TASK DIRECTIONS:
Please retype all of the records below word for word, leaving out any pictures.

[Collection entries]
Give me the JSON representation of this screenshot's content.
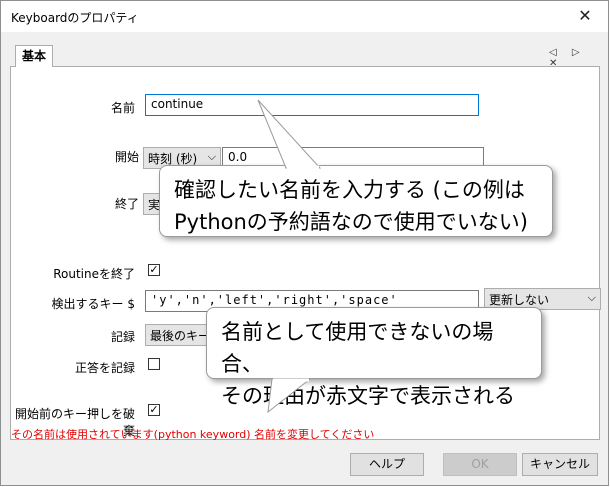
{
  "window": {
    "title": "Keyboardのプロパティ",
    "close_glyph": "✕"
  },
  "tabs": {
    "active": "基本",
    "arrows": "◁ ▷ ✕"
  },
  "form": {
    "name_label": "名前",
    "name_value": "continue",
    "start_label": "開始",
    "start_type": "時刻 (秒)",
    "start_value": "0.0",
    "end_label": "終了",
    "end_type": "実",
    "routine_end_label": "Routineを終了",
    "routine_end_checked": true,
    "keys_label": "検出するキー $",
    "keys_value": "'y','n','left','right','space'",
    "update_value": "更新しない",
    "record_label": "記録",
    "record_value": "最後のキー",
    "correct_label": "正答を記録",
    "correct_checked": false,
    "discard_label": "開始前のキー押しを破棄",
    "discard_checked": true
  },
  "error_message": "その名前は使用されています(python keyword) 名前を変更してください",
  "buttons": {
    "help": "ヘルプ",
    "ok": "OK",
    "cancel": "キャンセル"
  },
  "callouts": {
    "top": {
      "line1": "確認したい名前を入力する (この例は",
      "line2": "Pythonの予約語なので使用でいない)"
    },
    "bottom": {
      "line1": "名前として使用できないの場合、",
      "line2": "その理由が赤文字で表示される"
    }
  },
  "icons": {
    "check": "✓",
    "chevron": "⌵"
  }
}
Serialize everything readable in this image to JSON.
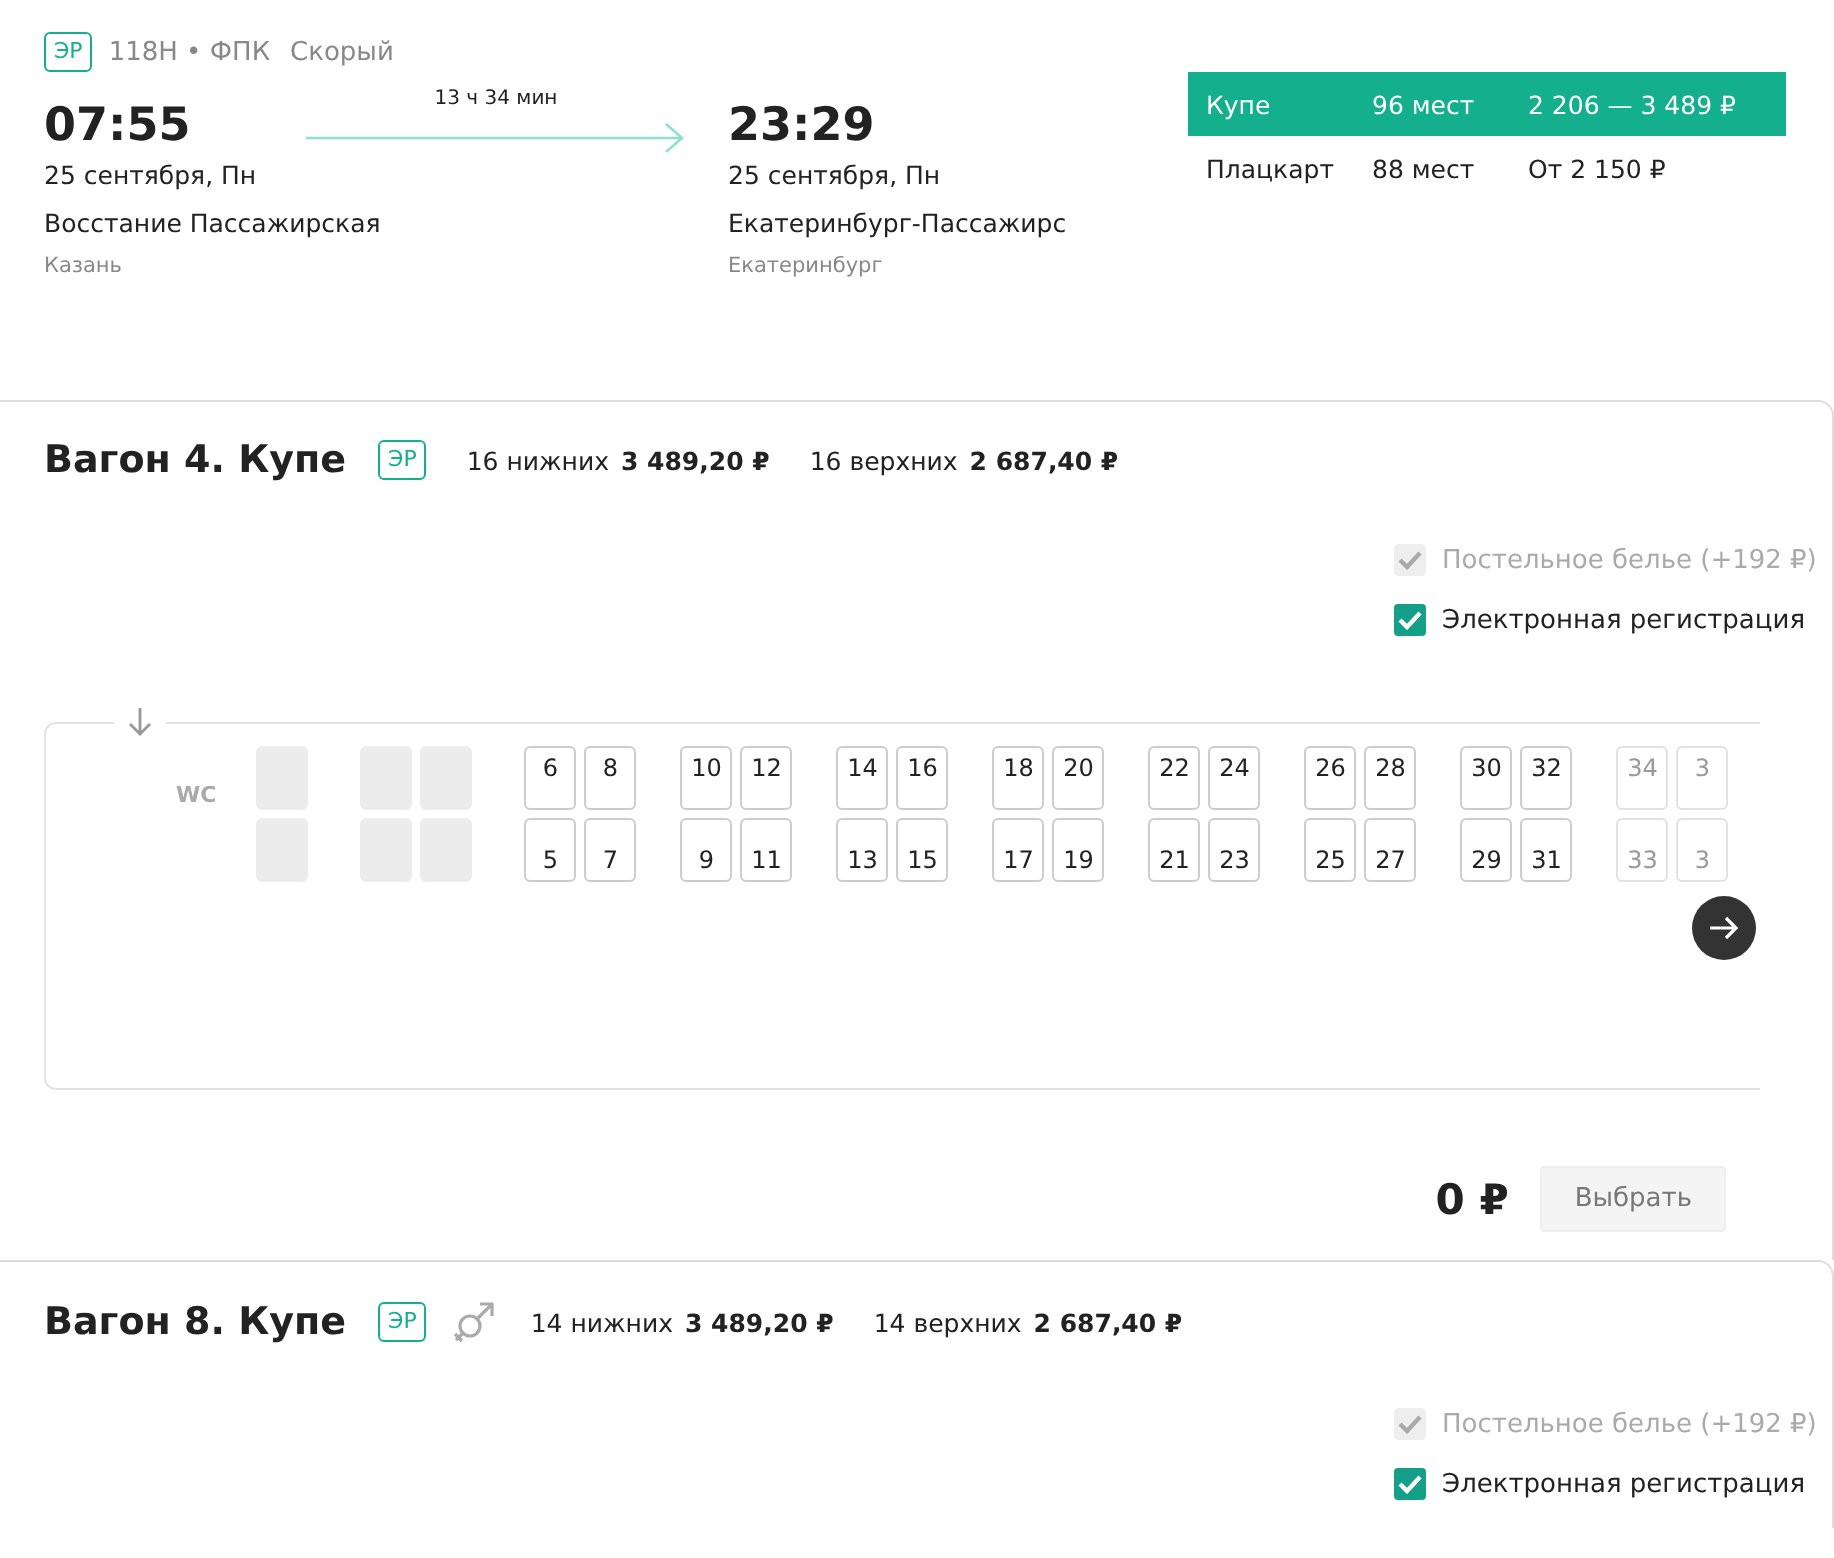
{
  "train": {
    "badge": "ЭР",
    "number": "118Н • ФПК",
    "type": "Скорый",
    "departure": {
      "time": "07:55",
      "date": "25 сентября, Пн",
      "station": "Восстание Пассажирская",
      "city": "Казань"
    },
    "duration": "13 ч 34 мин",
    "arrival": {
      "time": "23:29",
      "date": "25 сентября, Пн",
      "station": "Екатеринбург-Пассажирс",
      "city": "Екатеринбург"
    },
    "classes": [
      {
        "name": "Купе",
        "seats": "96 мест",
        "price": "2 206 — 3 489 ₽",
        "selected": true
      },
      {
        "name": "Плацкарт",
        "seats": "88 мест",
        "price": "От 2 150 ₽",
        "selected": false
      }
    ]
  },
  "wagons": [
    {
      "title": "Вагон 4. Купе",
      "badge": "ЭР",
      "mixed_gender": false,
      "lower_count": "16 нижних",
      "lower_price": "3 489,20 ₽",
      "upper_count": "16 верхних",
      "upper_price": "2 687,40 ₽",
      "options": [
        {
          "label": "Постельное белье (+192 ₽)",
          "checked": true,
          "disabled": true
        },
        {
          "label": "Электронная регистрация",
          "checked": true,
          "disabled": false
        }
      ],
      "seat_map": {
        "wc": "WC",
        "compartments": [
          {
            "top": [
              {
                "n": "6",
                "dim": false
              },
              {
                "n": "8",
                "dim": false
              }
            ],
            "bottom": [
              {
                "n": "5",
                "dim": false
              },
              {
                "n": "7",
                "dim": false
              }
            ]
          },
          {
            "top": [
              {
                "n": "10",
                "dim": false
              },
              {
                "n": "12",
                "dim": false
              }
            ],
            "bottom": [
              {
                "n": "9",
                "dim": false
              },
              {
                "n": "11",
                "dim": false
              }
            ]
          },
          {
            "top": [
              {
                "n": "14",
                "dim": false
              },
              {
                "n": "16",
                "dim": false
              }
            ],
            "bottom": [
              {
                "n": "13",
                "dim": false
              },
              {
                "n": "15",
                "dim": false
              }
            ]
          },
          {
            "top": [
              {
                "n": "18",
                "dim": false
              },
              {
                "n": "20",
                "dim": false
              }
            ],
            "bottom": [
              {
                "n": "17",
                "dim": false
              },
              {
                "n": "19",
                "dim": false
              }
            ]
          },
          {
            "top": [
              {
                "n": "22",
                "dim": false
              },
              {
                "n": "24",
                "dim": false
              }
            ],
            "bottom": [
              {
                "n": "21",
                "dim": false
              },
              {
                "n": "23",
                "dim": false
              }
            ]
          },
          {
            "top": [
              {
                "n": "26",
                "dim": false
              },
              {
                "n": "28",
                "dim": false
              }
            ],
            "bottom": [
              {
                "n": "25",
                "dim": false
              },
              {
                "n": "27",
                "dim": false
              }
            ]
          },
          {
            "top": [
              {
                "n": "30",
                "dim": false
              },
              {
                "n": "32",
                "dim": false
              }
            ],
            "bottom": [
              {
                "n": "29",
                "dim": false
              },
              {
                "n": "31",
                "dim": false
              }
            ]
          },
          {
            "top": [
              {
                "n": "34",
                "dim": true
              },
              {
                "n": "3",
                "dim": true
              }
            ],
            "bottom": [
              {
                "n": "33",
                "dim": true
              },
              {
                "n": "3",
                "dim": true
              }
            ]
          }
        ]
      },
      "total": "0 ₽",
      "button": "Выбрать"
    },
    {
      "title": "Вагон 8. Купе",
      "badge": "ЭР",
      "mixed_gender": true,
      "lower_count": "14 нижних",
      "lower_price": "3 489,20 ₽",
      "upper_count": "14 верхних",
      "upper_price": "2 687,40 ₽",
      "options": [
        {
          "label": "Постельное белье (+192 ₽)",
          "checked": true,
          "disabled": true
        },
        {
          "label": "Электронная регистрация",
          "checked": true,
          "disabled": false
        }
      ]
    }
  ]
}
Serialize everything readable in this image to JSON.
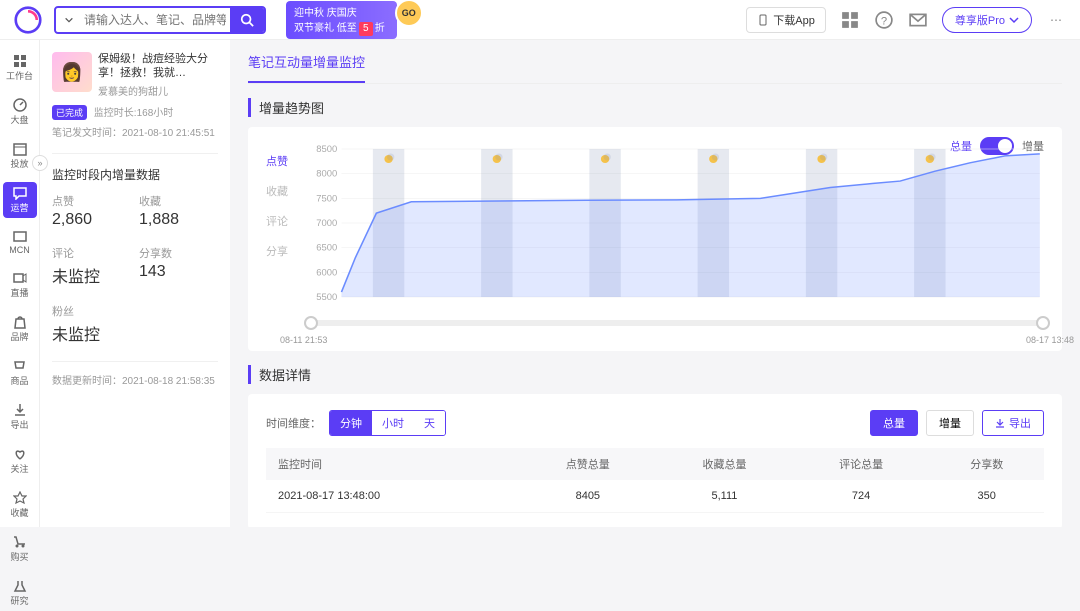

EXERCISE RESPONSE:
Give me the JSON representation of this screenshot's content.
{
  "window": {
    "title": "Keyboardのプロパティ",
    "close_glyph": "✕"
  },
  "tabs": {
    "active": "基本",
    "arrows": "◁ ▷ ✕"
  },
  "form": {
    "name_label": "名前",
    "name_value": "continue",
    "start_label": "開始",
    "start_type": "時刻 (秒)",
    "start_value": "0.0",
    "end_label": "終了",
    "end_type": "実",
    "routine_end_label": "Routineを終了",
    "routine_end_checked": true,
    "keys_label": "検出するキー $",
    "keys_value": "'y','n','left','right','space'",
    "update_value": "更新しない",
    "record_label": "記録",
    "record_value": "最後のキー",
    "correct_label": "正答を記録",
    "correct_checked": false,
    "discard_label": "開始前のキー押しを破棄",
    "discard_checked": true
  },
  "error_message": "その名前は使用されています(python keyword) 名前を変更してください",
  "buttons": {
    "help": "ヘルプ",
    "ok": "OK",
    "cancel": "キャンセル"
  },
  "callouts": {
    "top": {
      "line1": "確認したい名前を入力する (この例は",
      "line2": "Pythonの予約語なので使用でいない)"
    },
    "bottom": {
      "line1": "名前として使用できないの場合、",
      "line2": "その理由が赤文字で表示される"
    }
  },
  "icons": {
    "check": "✓",
    "chevron": "⌵"
  }
}
Serialize everything readable in this image to JSON.
{
  "train": {
    "badge": "ЭР",
    "number": "118Н • ФПК",
    "type": "Скорый",
    "departure": {
      "time": "07:55",
      "date": "25 сентября, Пн",
      "station": "Восстание Пассажирская",
      "city": "Казань"
    },
    "duration": "13 ч 34 мин",
    "arrival": {
      "time": "23:29",
      "date": "25 сентября, Пн",
      "station": "Екатеринбург-Пассажирс",
      "city": "Екатеринбург"
    },
    "classes": [
      {
        "name": "Купе",
        "seats": "96 мест",
        "price": "2 206 — 3 489 ₽",
        "selected": true
      },
      {
        "name": "Плацкарт",
        "seats": "88 мест",
        "price": "От 2 150 ₽",
        "selected": false
      }
    ]
  },
  "wagons": [
    {
      "title": "Вагон 4. Купе",
      "badge": "ЭР",
      "mixed_gender": false,
      "lower_count": "16 нижних",
      "lower_price": "3 489,20 ₽",
      "upper_count": "16 верхних",
      "upper_price": "2 687,40 ₽",
      "options": [
        {
          "label": "Постельное белье (+192 ₽)",
          "checked": true,
          "disabled": true
        },
        {
          "label": "Электронная регистрация",
          "checked": true,
          "disabled": false
        }
      ],
      "seat_map": {
        "wc": "WC",
        "compartments": [
          {
            "top": [
              {
                "n": "6",
                "dim": false
              },
              {
                "n": "8",
                "dim": false
              }
            ],
            "bottom": [
              {
                "n": "5",
                "dim": false
              },
              {
                "n": "7",
                "dim": false
              }
            ]
          },
          {
            "top": [
              {
                "n": "10",
                "dim": false
              },
              {
                "n": "12",
                "dim": false
              }
            ],
            "bottom": [
              {
                "n": "9",
                "dim": false
              },
              {
                "n": "11",
                "dim": false
              }
            ]
          },
          {
            "top": [
              {
                "n": "14",
                "dim": false
              },
              {
                "n": "16",
                "dim": false
              }
            ],
            "bottom": [
              {
                "n": "13",
                "dim": false
              },
              {
                "n": "15",
                "dim": false
              }
            ]
          },
          {
            "top": [
              {
                "n": "18",
                "dim": false
              },
              {
                "n": "20",
                "dim": false
              }
            ],
            "bottom": [
              {
                "n": "17",
                "dim": false
              },
              {
                "n": "19",
                "dim": false
              }
            ]
          },
          {
            "top": [
              {
                "n": "22",
                "dim": false
              },
              {
                "n": "24",
                "dim": false
              }
            ],
            "bottom": [
              {
                "n": "21",
                "dim": false
              },
              {
                "n": "23",
                "dim": false
              }
            ]
          },
          {
            "top": [
              {
                "n": "26",
                "dim": false
              },
              {
                "n": "28",
                "dim": false
              }
            ],
            "bottom": [
              {
                "n": "25",
                "dim": false
              },
              {
                "n": "27",
                "dim": false
              }
            ]
          },
          {
            "top": [
              {
                "n": "30",
                "dim": false
              },
              {
                "n": "32",
                "dim": false
              }
            ],
            "bottom": [
              {
                "n": "29",
                "dim": false
              },
              {
                "n": "31",
                "dim": false
              }
            ]
          },
          {
            "top": [
              {
                "n": "34",
                "dim": true
              },
              {
                "n": "3",
                "dim": true
              }
            ],
            "bottom": [
              {
                "n": "33",
                "dim": true
              },
              {
                "n": "3",
                "dim": true
              }
            ]
          }
        ]
      },
      "total": "0 ₽",
      "button": "Выбрать"
    },
    {
      "title": "Вагон 8. Купе",
      "badge": "ЭР",
      "mixed_gender": true,
      "lower_count": "14 нижних",
      "lower_price": "3 489,20 ₽",
      "upper_count": "14 верхних",
      "upper_price": "2 687,40 ₽",
      "options": [
        {
          "label": "Постельное белье (+192 ₽)",
          "checked": true,
          "disabled": true
        },
        {
          "label": "Электронная регистрация",
          "checked": true,
          "disabled": false
        }
      ]
    }
  ]
}
Serialize everything readable in this image to JSON.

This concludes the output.